While allergies have multiple causes, they are simply a hypersensitive immune reaction to an irritant that is generally not harmful, but rather a normal substance in our environment. A key factor for fighting those pesky seasonal allergies that drag us down is to look at your immune function. The possibility that systemic yeast overgrowth can be the underlying factor can make this happen. Yes, I realize that “yeast” is a word generally associated with yeast infections or jock itch, but extensive research has shown that yeast overgrowth can weaken the immune system. This then opens the flood gates for allergies, asthma, food sensitivities, skin problems and other related health issues. This overgrowth is directly related to gut health.
Simply put, when the gut is affected, it can trigger an immune response that cascades into several health problems. Overuse of antibiotics, processed foods and chemical toxins can cause an imbalance of good and bad bacteria in your digestive tract. This upset in the ratio of bacteria allows the normal yeast to grow out of control eventually compromising our immune system.
A typical response to allergies is rush to the grocery store to purchase nose sprays, antihistamines, and decongestants. Although these items may provide temporary relief, they can also cause side-effects like drowsiness – without getting to the cause. So before spending your money on expensive over the counter products, consider that yeast overgrowth and a weakened immune system may need to be addressed.
As with other health-related problems, a way to take control is balanced nutrition and natural support for internal health. Eating a predominantly anti-inflammatory and antioxidant-rich diet will boost your immune system.
Foods rich in antioxidants that are great for the summer time are beets, carrots, spinach, kale, mangoes, cantaloupe, berries, and papaya. To help promote a healthy gut and cut down on yeast overgrowth, try a pharmaceutical-grade probiotic. My top choices and what I offer my patients are OrthoMolecular Product’s probiotic and Integrative Therapeutic Inc.’s probiotic. In conjunction with acupuncture and a lymph drainage massage, this can elevate immune function. Inflammatory foods that you want to avoid because they are mucus producing and promote yeast overgrowth are refined sugars, dairy, wheat (gluten), and processed foods.
Now, we may not be able to take a hose to our head, but the closest thing to that is the Neti-pot. Using luke-warm, PURIFIED water with a saline solution is a phenomenal rinse for your sinus cavities. This rinse will help clear up that congestion, unless you are fighting a sinus infection with excess mucus. In that case, ask your physician to differentiate allergies or sinus infection. Adding a little colloidal silver (a natural anti-bacterial) to your Neti-pot will help kill the bacterial infection.

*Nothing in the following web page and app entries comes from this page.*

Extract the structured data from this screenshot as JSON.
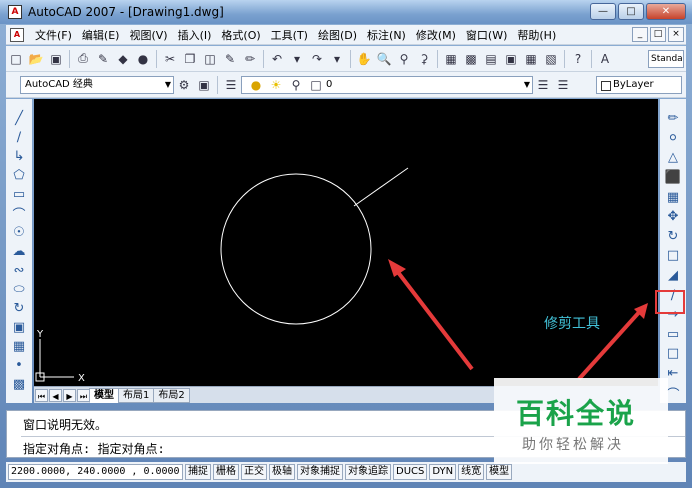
{
  "window": {
    "title": "AutoCAD 2007 - [Drawing1.dwg]",
    "controls": [
      "minimize",
      "maximize",
      "close"
    ]
  },
  "menu": {
    "items": [
      "文件(F)",
      "编辑(E)",
      "视图(V)",
      "插入(I)",
      "格式(O)",
      "工具(T)",
      "绘图(D)",
      "标注(N)",
      "修改(M)",
      "窗口(W)",
      "帮助(H)"
    ]
  },
  "toolbar": {
    "text_style_field": "Standa"
  },
  "workspace": {
    "current": "AutoCAD 经典"
  },
  "layer": {
    "current": "0"
  },
  "properties": {
    "color": "ByLayer"
  },
  "canvas": {
    "background": "#000000",
    "annotation": "修剪工具",
    "annotation_color": "#42c1d7",
    "arrow_color": "#e43a3a",
    "ucs_x": "X",
    "ucs_y": "Y"
  },
  "layout_tabs": [
    "模型",
    "布局1",
    "布局2"
  ],
  "command": {
    "line1": "窗口说明无效。",
    "line2": "指定对角点: 指定对角点:"
  },
  "status": {
    "coordinates": "2200.0000, 240.0000 , 0.0000",
    "toggles": [
      "捕捉",
      "栅格",
      "正交",
      "极轴",
      "对象捕捉",
      "对象追踪",
      "DUCS",
      "DYN",
      "线宽",
      "模型"
    ]
  },
  "watermark": {
    "title": "百科全说",
    "subtitle": "助你轻松解决",
    "color": "#1aa34a"
  }
}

A few of my top products to naturally help alleviate some of the symptoms that come with allergies are:
- Sinusin and Luffeel nasal sprays by Heel Biotherapeutics
- D-Hist non-drowsy antihistamine by OrthoMolecular Products
- Sinucomp congestion tablets by Integrative Therapeutics
Start building up your immune system and don’t be afraid to go outside this summer. I think I’m going to begin by making myself a spinach and kale salad with walnuts and antioxidant-rich fruit!
Dr. Jason Wibbenmeyer is a physician of natural health, practicing chiropractic, homeopathic and Chinese medicine, acupuncture, and clinical nutrition. For additional resources and/or to contact Dr. Wibbenmeyer, please visit www.innovativehp.com
|< Prev||Next >|